Data listing Start Marker

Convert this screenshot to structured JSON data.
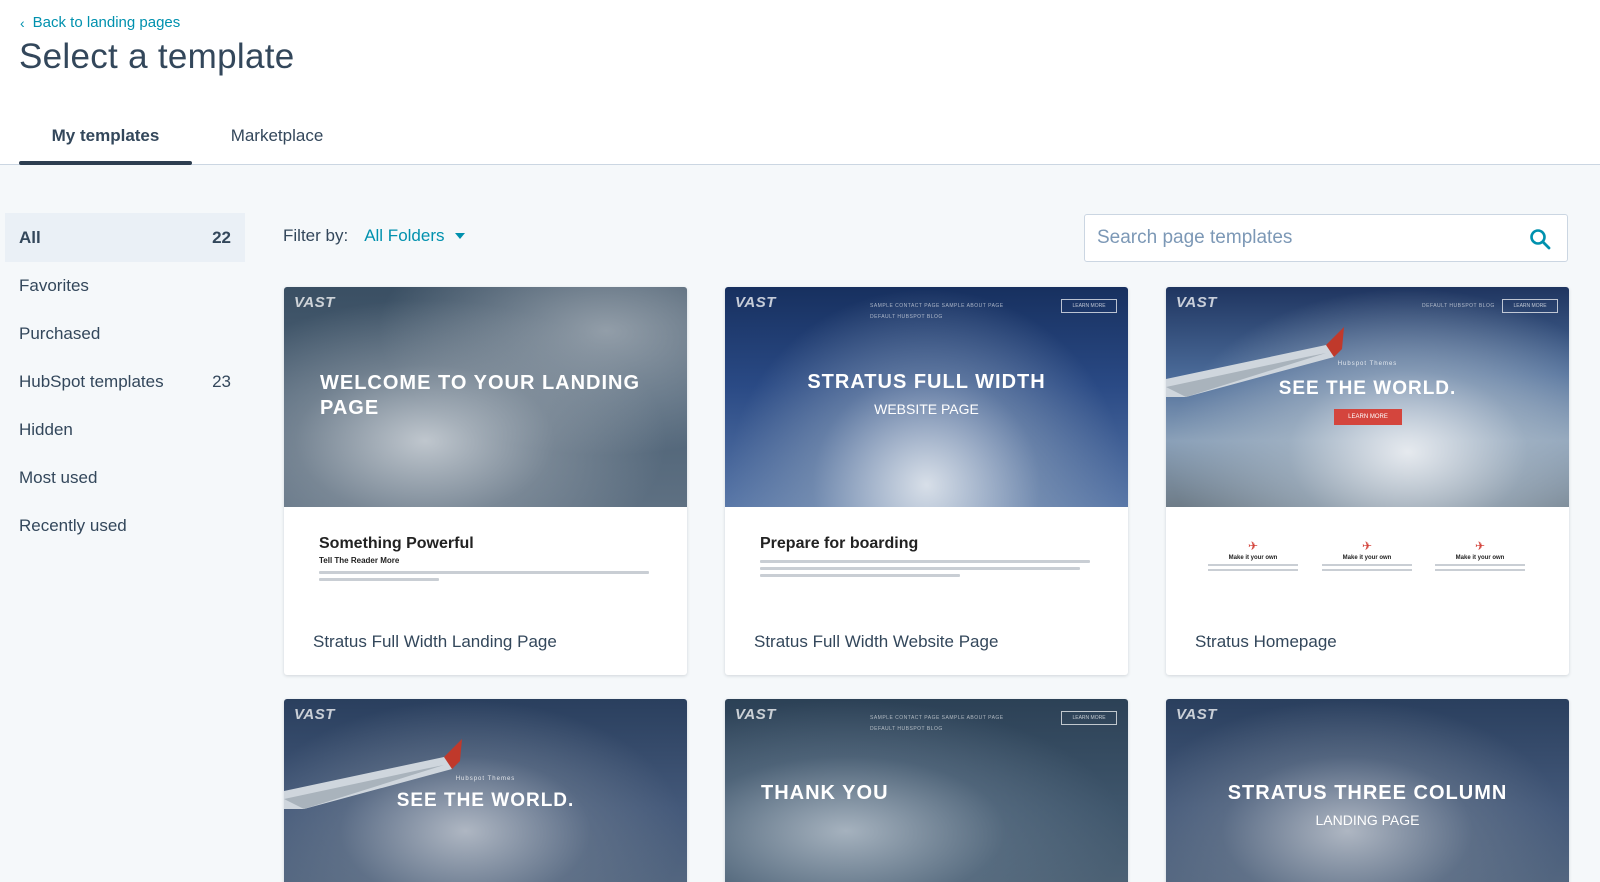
{
  "header": {
    "back_label": "Back to landing pages",
    "title": "Select a template",
    "tabs": [
      {
        "label": "My templates",
        "active": true
      },
      {
        "label": "Marketplace",
        "active": false
      }
    ]
  },
  "sidebar": {
    "items": [
      {
        "label": "All",
        "count": "22",
        "active": true
      },
      {
        "label": "Favorites",
        "count": ""
      },
      {
        "label": "Purchased",
        "count": ""
      },
      {
        "label": "HubSpot templates",
        "count": "23"
      },
      {
        "label": "Hidden",
        "count": ""
      },
      {
        "label": "Most used",
        "count": ""
      },
      {
        "label": "Recently used",
        "count": ""
      }
    ]
  },
  "filter": {
    "label": "Filter by:",
    "value": "All Folders"
  },
  "search": {
    "placeholder": "Search page templates",
    "icon": "search-icon"
  },
  "cards": [
    {
      "name": "Stratus Full Width Landing Page",
      "thumb_logo": "VAST",
      "thumb_title": "WELCOME TO YOUR LANDING PAGE",
      "sample_heading": "Something Powerful",
      "sample_sub": "Tell The Reader More"
    },
    {
      "name": "Stratus Full Width Website Page",
      "thumb_logo": "VAST",
      "thumb_title": "STRATUS FULL WIDTH",
      "thumb_subtitle": "WEBSITE PAGE",
      "nav_links": "SAMPLE CONTACT PAGE    SAMPLE ABOUT PAGE",
      "nav_links2": "DEFAULT HUBSPOT BLOG",
      "nav_button": "LEARN MORE",
      "sample_heading": "Prepare for boarding"
    },
    {
      "name": "Stratus Homepage",
      "thumb_logo": "VAST",
      "thumb_kicker": "Hubspot Themes",
      "thumb_title": "SEE THE WORLD.",
      "thumb_button": "LEARN MORE",
      "nav_links": "DEFAULT HUBSPOT BLOG",
      "nav_button": "LEARN MORE",
      "feature_label": "Make it your own"
    },
    {
      "name": "",
      "thumb_logo": "VAST",
      "thumb_kicker": "Hubspot Themes",
      "thumb_title": "SEE THE WORLD."
    },
    {
      "name": "",
      "thumb_logo": "VAST",
      "thumb_title": "THANK YOU",
      "nav_links": "SAMPLE CONTACT PAGE    SAMPLE ABOUT PAGE",
      "nav_links2": "DEFAULT HUBSPOT BLOG",
      "nav_button": "LEARN MORE"
    },
    {
      "name": "",
      "thumb_logo": "VAST",
      "thumb_title": "STRATUS THREE COLUMN",
      "thumb_subtitle": "LANDING PAGE"
    }
  ],
  "colors": {
    "accent": "#0091ae",
    "text": "#33475b",
    "background": "#f5f8fa",
    "tab_indicator": "#2d3e50",
    "brand_red": "#d4453d"
  }
}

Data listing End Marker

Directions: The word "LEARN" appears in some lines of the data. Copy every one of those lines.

Solution:
      "nav_button": "LEARN MORE",
      "thumb_button": "LEARN MORE",
      "nav_button": "LEARN MORE",
      "nav_button": "LEARN MORE"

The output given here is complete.